───── Provided data
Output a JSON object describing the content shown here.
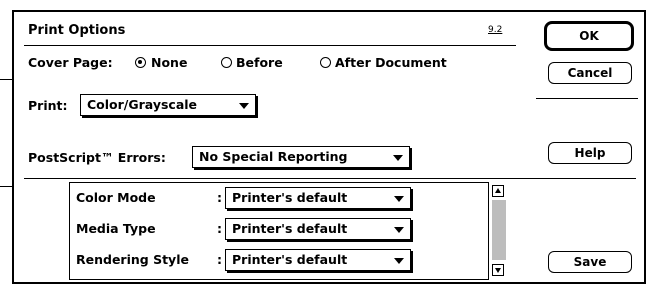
{
  "dialog": {
    "title": "Print Options",
    "version": "9.2"
  },
  "cover_page": {
    "label": "Cover Page:",
    "options": [
      "None",
      "Before",
      "After Document"
    ],
    "selected": "None"
  },
  "print": {
    "label": "Print:",
    "value": "Color/Grayscale"
  },
  "ghost_text": "",
  "postscript_errors": {
    "label": "PostScript™ Errors:",
    "value": "No Special Reporting"
  },
  "settings": [
    {
      "label": "Color Mode",
      "value": "Printer's default"
    },
    {
      "label": "Media Type",
      "value": "Printer's default"
    },
    {
      "label": "Rendering Style",
      "value": "Printer's default"
    }
  ],
  "buttons": {
    "ok": "OK",
    "cancel": "Cancel",
    "help": "Help",
    "save": "Save"
  }
}
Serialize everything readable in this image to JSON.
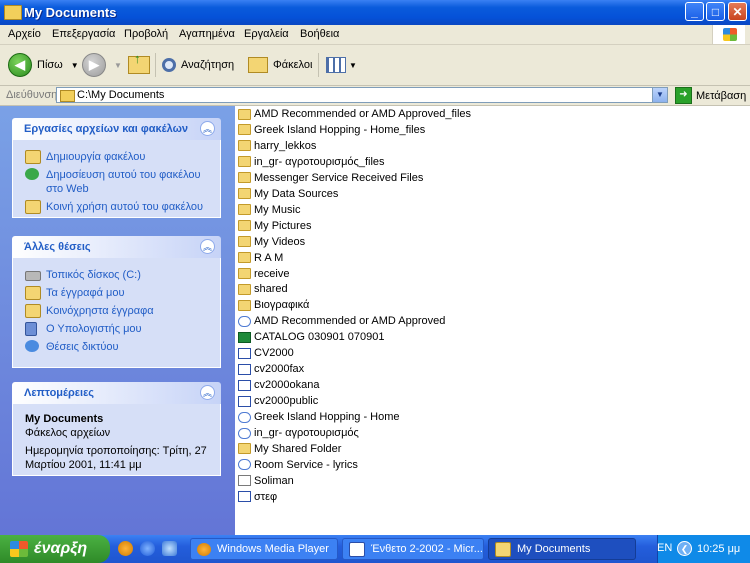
{
  "window": {
    "title": "My Documents"
  },
  "menu": [
    "Αρχείο",
    "Επεξεργασία",
    "Προβολή",
    "Αγαπημένα",
    "Εργαλεία",
    "Βοήθεια"
  ],
  "toolbar": {
    "back": "Πίσω",
    "search": "Αναζήτηση",
    "folders": "Φάκελοι"
  },
  "address": {
    "label": "Διεύθυνση",
    "value": "C:\\My Documents",
    "go": "Μετάβαση"
  },
  "tasks": {
    "title": "Εργασίες αρχείων και φακέλων",
    "items": [
      "Δημιουργία φακέλου",
      "Δημοσίευση αυτού του φακέλου στο Web",
      "Κοινή χρήση αυτού του φακέλου"
    ]
  },
  "places": {
    "title": "Άλλες θέσεις",
    "items": [
      "Τοπικός δίσκος (C:)",
      "Τα έγγραφά μου",
      "Κοινόχρηστα έγγραφα",
      "Ο Υπολογιστής μου",
      "Θέσεις δικτύου"
    ]
  },
  "details": {
    "title": "Λεπτομέρειες",
    "name": "My Documents",
    "type": "Φάκελος αρχείων",
    "modified": "Ημερομηνία τροποποίησης: Τρίτη, 27 Μαρτίου 2001, 11:41 μμ"
  },
  "files": [
    {
      "name": "AMD Recommended or AMD Approved_files",
      "icon": "folder"
    },
    {
      "name": "Greek Island Hopping - Home_files",
      "icon": "folder"
    },
    {
      "name": "harry_lekkos",
      "icon": "folder"
    },
    {
      "name": "in_gr- αγροτουρισμός_files",
      "icon": "folder"
    },
    {
      "name": "Messenger Service Received Files",
      "icon": "folder"
    },
    {
      "name": "My Data Sources",
      "icon": "folder"
    },
    {
      "name": "My Music",
      "icon": "folder"
    },
    {
      "name": "My Pictures",
      "icon": "folder"
    },
    {
      "name": "My Videos",
      "icon": "folder"
    },
    {
      "name": "R A M",
      "icon": "folder"
    },
    {
      "name": "receive",
      "icon": "folder"
    },
    {
      "name": "shared",
      "icon": "folder"
    },
    {
      "name": "Βιογραφικά",
      "icon": "folder"
    },
    {
      "name": "AMD Recommended or AMD Approved",
      "icon": "html"
    },
    {
      "name": "CATALOG 030901 070901",
      "icon": "excel"
    },
    {
      "name": "CV2000",
      "icon": "word"
    },
    {
      "name": "cv2000fax",
      "icon": "word"
    },
    {
      "name": "cv2000okana",
      "icon": "word"
    },
    {
      "name": "cv2000public",
      "icon": "word"
    },
    {
      "name": "Greek Island Hopping - Home",
      "icon": "html"
    },
    {
      "name": "in_gr- αγροτουρισμός",
      "icon": "html"
    },
    {
      "name": "My Shared Folder",
      "icon": "folder"
    },
    {
      "name": "Room Service - lyrics",
      "icon": "html"
    },
    {
      "name": "Soliman",
      "icon": "txt"
    },
    {
      "name": "στεφ",
      "icon": "word"
    }
  ],
  "taskbar": {
    "start": "έναρξη",
    "items": [
      "Windows Media Player",
      "Ένθετο 2-2002 - Micr...",
      "My Documents"
    ],
    "lang": "EN",
    "clock": "10:25 μμ"
  }
}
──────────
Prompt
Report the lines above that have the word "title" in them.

Output below
    "title": "Print Options",
    "title": "My Documents"
    "title": "Εργασίες αρχείων και φακέλων",
    "title": "Άλλες θέσεις",
    "title": "Λεπτομέρειες",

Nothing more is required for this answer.